MDMA or ecstasy, as it is more commonly known, frequently appears in the news after its misuse at a rave or music festival. But if administered properly and therapeutically, it can act as a lifesaver for people suffering from stress or other mental afflictions.
According to a report on website The Conversation, scientific research is increasingly pointing to psychedelic drugs like psilocybin and MDMA (methylenedioxymethamphetamine) as more viable options, given that some antidepressants, which an estimated 1 in 10 Australians are taking, might be no more effective than a placebo.

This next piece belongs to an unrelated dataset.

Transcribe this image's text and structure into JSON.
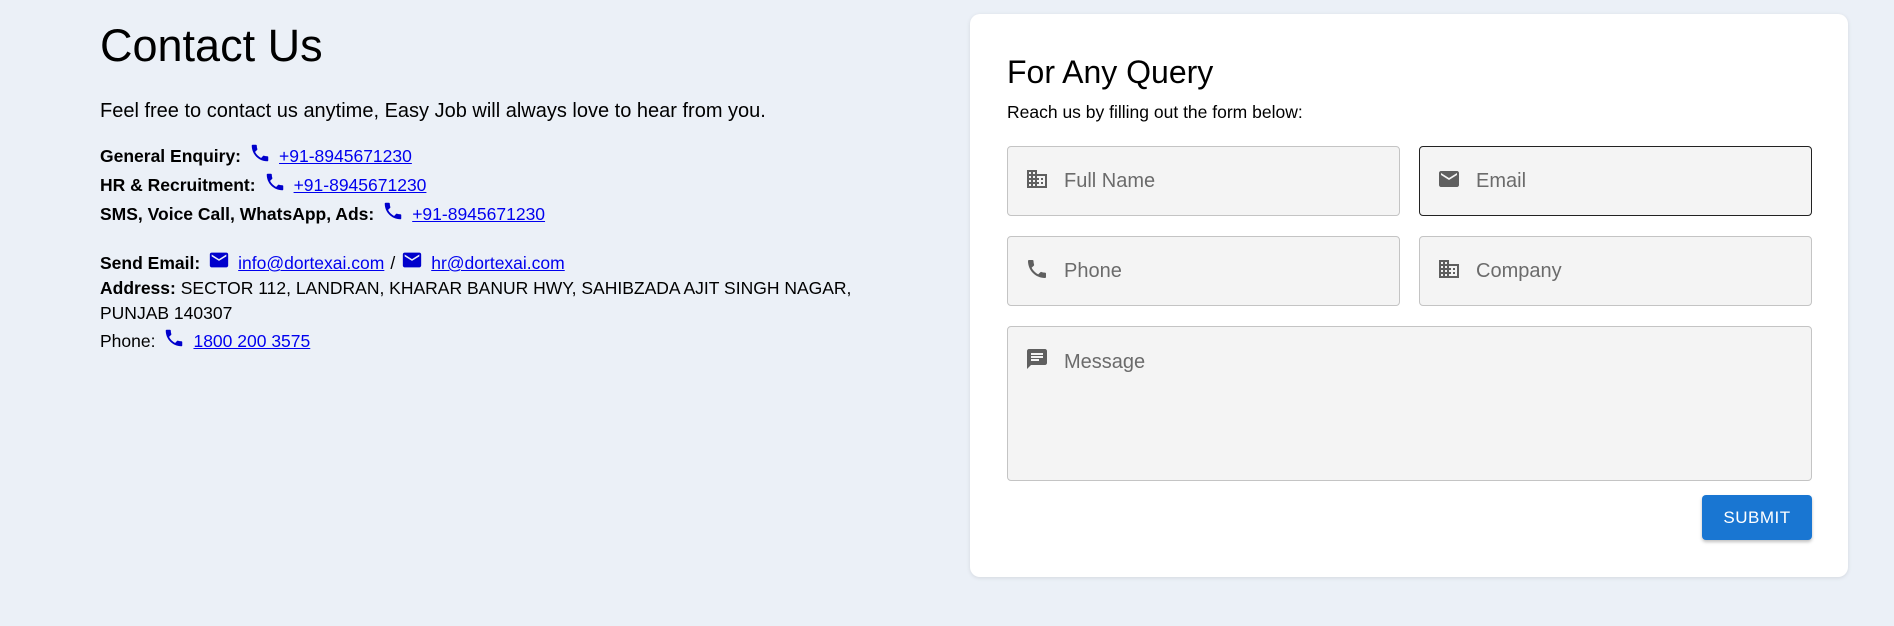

According to the article, research from John Hopkins School of Medicine in the US has shown psilocybin could reliably induce mystical states leading to positive changes in personality such as openness and sociability. Psychotherapists at UCLA harnessed these effects to reduce anxiety and depression in people with terminal cancer, The Conversation reported.

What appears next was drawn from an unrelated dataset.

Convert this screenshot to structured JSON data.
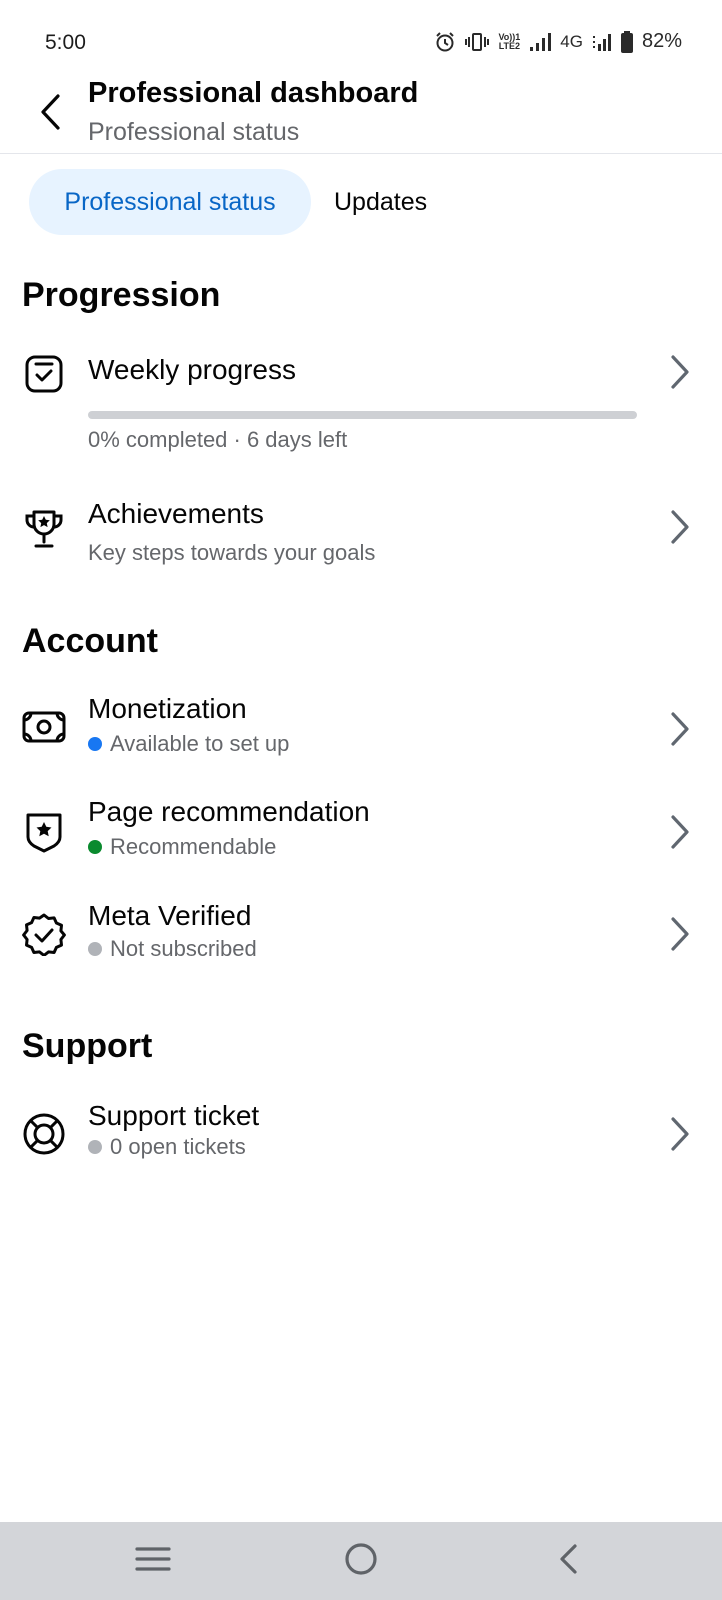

It also revealed that researchers across the USA, Switzerland, Canada and Israel had achieved promising results treating PTSD with psychotherapy (“talk therapy” guided by trained therapists) assisted by MDMA. Click here to read more from The Conversation’s fascinating article.
Indeed, according to a report from Newsweek, Israel’s Ministry of Health has approved the use of MDMA for use on dozens of patients. While the drug is still considered illegal and dangerous for recreational use, it is now being administered as treatment for compassionate use, meaning drugs that are still in the development phase being made available to patients outside of a clinical trial due to a lack of other options.
In Australia, up to 12% of the population experiences PTSD symptoms at some stage in their lives. The disorder is characterised by flashbacks, anxiety, or dissociation. Such experiences can lead a person to erratic behaviour, substance abuse, and even suicide, Newsweek reported.
So how does MDMA actually help? It floods the central nervous system with serotonin, producing strong feelings of euphoria that can last for over eight hours. This is why it is popular on the party circuit as it sustains partygoers all night.
In the US, MDMA-assisted psychotherapy, which reports say may help to create a stronger bond between patient and psychotherapist, is currently undergoing phase III clinical trials for the treatment of PTSD. If these demonstrate that it is effective with acceptable levels of safety, FDA approval could be expected by as early as 2021, Newsweek reported.